Kayla Wagner hasn’t always worked with parolees, but she has always been interested in health care. For years, she worked on the administrative side, first in a clinic and then with a health plan. But a little more than four years ago, she discovered her true calling was more hands-on: helping others access the care and resources they need.
As a Rocky Mountain Health Plans outreach coordinator, Kayla works directly with members of Health First Colorado (the state’s Medicaid program) every day. “All of my life, my passion has been to help people,” Kayla says. “This is one way to do that.”
Based in Fort Collins, Colorado, Kayla and her nine colleagues help more than 44,000 Larimer County Health First Colorado members who need care coordination for mental, physical and behavioral health needs. Kayla works with people of all ages and a range of needs. Her focus, however, is the criminal justice system; she helps those recently paroled make the transition to health care in the community.
“The biggest goal when someone is released from the criminal justice system is to get them connected to a behavioral health or primary care provider as soon as possible,” Kayla says. Finding a doctor in the community isn’t usually the top item on a parolee’s list, but for those who take prescription medications, it’s essential. “They’re only released with a certain amount of medications,” Kayla says. Without a primary care provider or, in some cases, a behavioral health provider, medications can lapse and exacerbate health issues.
Kayla and her colleague work closely with the parole board to ease the transition. They use a secure video communications line at the parole office to call those soon to be released so they can connect them to a provider and help them access other resources they need, such as transportation to an appointment, help finding a job, or assistance in applying for housing.
A fairly large proportion of recent parolees are homeless, which introduces its own set of barriers to achieving optimal health.
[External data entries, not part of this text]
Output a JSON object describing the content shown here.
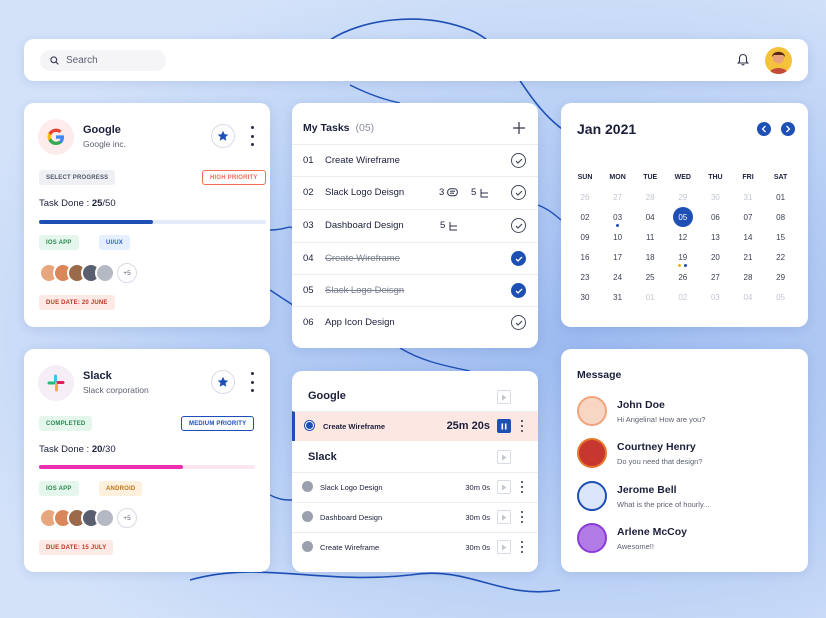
{
  "topbar": {
    "search_placeholder": "Search"
  },
  "projects": [
    {
      "name": "Google",
      "company": "Google inc.",
      "progress_label": "SELECT PROGRESS",
      "priority": "HIGH PRIORITY",
      "task_label": "Task Done :",
      "done": "25",
      "total": "/50",
      "progress": 0.5,
      "tags": [
        "IOS APP",
        "UI/UX"
      ],
      "extra_members": "+5",
      "due": "DUE DATE: 20 JUNE",
      "colors": {
        "bar": "#1d4fb5",
        "track": "#e3ebfa"
      }
    },
    {
      "name": "Slack",
      "company": "Slack corporation",
      "progress_label": "COMPLETED",
      "priority": "MEDIUM PRIORITY",
      "task_label": "Task Done :",
      "done": "20",
      "total": "/30",
      "progress": 0.667,
      "tags": [
        "IOS APP",
        "ANDROID"
      ],
      "extra_members": "+5",
      "due": "DUE DATE: 15 JULY",
      "colors": {
        "bar": "#ec2fb0",
        "track": "#fbe7f2"
      }
    }
  ],
  "tasks": {
    "title": "My Tasks",
    "count": "(05)",
    "items": [
      {
        "num": "01",
        "label": "Create Wireframe",
        "done": false
      },
      {
        "num": "02",
        "label": "Slack Logo Deisgn",
        "comments": "3",
        "subtasks": "5",
        "done": false
      },
      {
        "num": "03",
        "label": "Dashboard Design",
        "subtasks": "5",
        "done": false
      },
      {
        "num": "04",
        "label": "Create Wireframe",
        "done": true
      },
      {
        "num": "05",
        "label": "Slack Logo Deisgn",
        "done": true
      },
      {
        "num": "06",
        "label": "App Icon Design",
        "done": false
      }
    ]
  },
  "calendar": {
    "title": "Jan 2021",
    "days": [
      "SUN",
      "MON",
      "TUE",
      "WED",
      "THU",
      "FRI",
      "SAT"
    ],
    "weeks": [
      [
        "26",
        "27",
        "28",
        "29",
        "30",
        "31",
        "01"
      ],
      [
        "02",
        "03",
        "04",
        "05",
        "06",
        "07",
        "08"
      ],
      [
        "09",
        "10",
        "11",
        "12",
        "13",
        "14",
        "15"
      ],
      [
        "16",
        "17",
        "18",
        "19",
        "20",
        "21",
        "22"
      ],
      [
        "23",
        "24",
        "25",
        "26",
        "27",
        "28",
        "29"
      ],
      [
        "30",
        "31",
        "01",
        "02",
        "03",
        "04",
        "05"
      ]
    ],
    "selected": "05"
  },
  "timers": {
    "groups": [
      {
        "name": "Google",
        "items": [
          {
            "label": "Create Wireframe",
            "time": "25m 20s",
            "active": true
          }
        ]
      },
      {
        "name": "Slack",
        "items": [
          {
            "label": "Slack Logo Design",
            "time": "30m 0s"
          },
          {
            "label": "Dashboard Design",
            "time": "30m 0s"
          },
          {
            "label": "Create Wireframe",
            "time": "30m 0s"
          }
        ]
      }
    ]
  },
  "messages": {
    "title": "Message",
    "items": [
      {
        "name": "John Doe",
        "text": "Hi Angelina! How are you?",
        "ring": "#f2a37c"
      },
      {
        "name": "Courtney Henry",
        "text": "Do you need that design?",
        "ring": "#e8762b"
      },
      {
        "name": "Jerome Bell",
        "text": "What is the price of hourly...",
        "ring": "#1d4fb5"
      },
      {
        "name": "Arlene McCoy",
        "text": "Awesome!!",
        "ring": "#8a3cd6"
      }
    ]
  }
}
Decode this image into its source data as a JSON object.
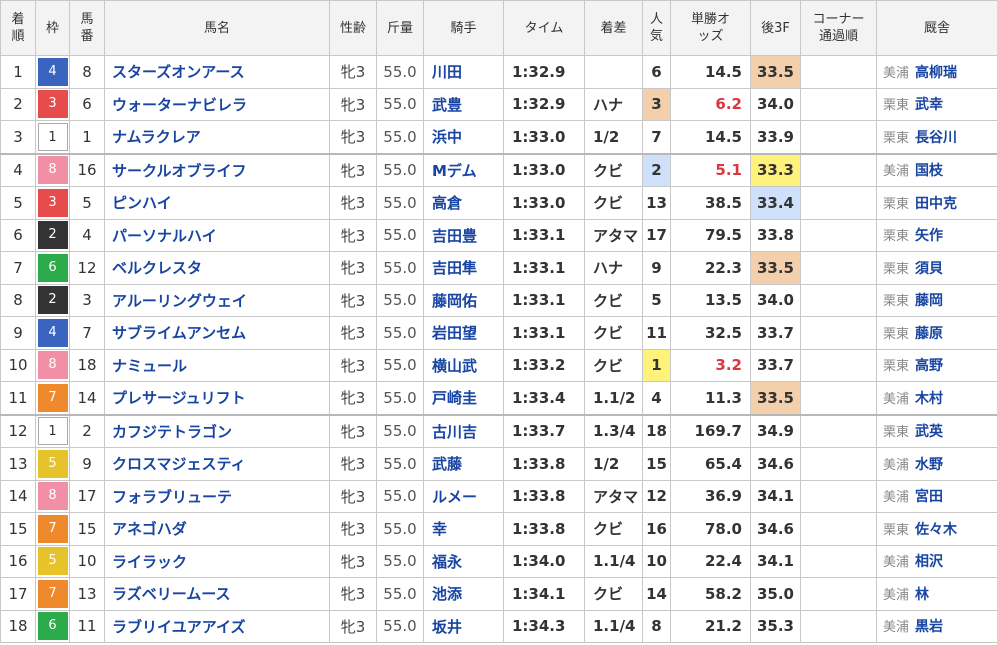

”If you’re homeless, your first thought isn’t ‘I need to go to the doctor.’ It’s ‘where will I sleep tonight,’ or ‘where will I get food.’ Unless they’re in pain, medical need is their last thought,” she says. That’s what drives Kayla to actively reach out to parolees wherever they are—in clinics, at shelters and in the community.
Kayla’s work also involves face-to-face meetings with Health First Colorado members to assess their health needs and create a care coordination plan that works for them. After a member is hospitalized, Kayla or one of her colleagues reaches out by telephone to ask if they need help finding a primary care provider for a follow-up appointment, or to coordinate other needs such as home meal delivery, special equipment or transportation. Members with complex health needs may receive ongoing care and assistance.
“The system has so many resources available, but the hard part for members is knowing where to start and moving from one step to the next,” she says. “We’re able to help make phone calls and get the resources they need, and also to just to help people get through some of the toughest times.”
That’s what’s most rewarding about the work, she says.
“I’m not always going to be able to fix something. But the moment when people are so thankful for even the simplest thing—that makes it worth it. Members tell me, ‘you called at the perfect time, when I needed you.’ Sometimes, people need to know there’s someone out there who cares. If that’s all they need and I can provide it, that works for me.”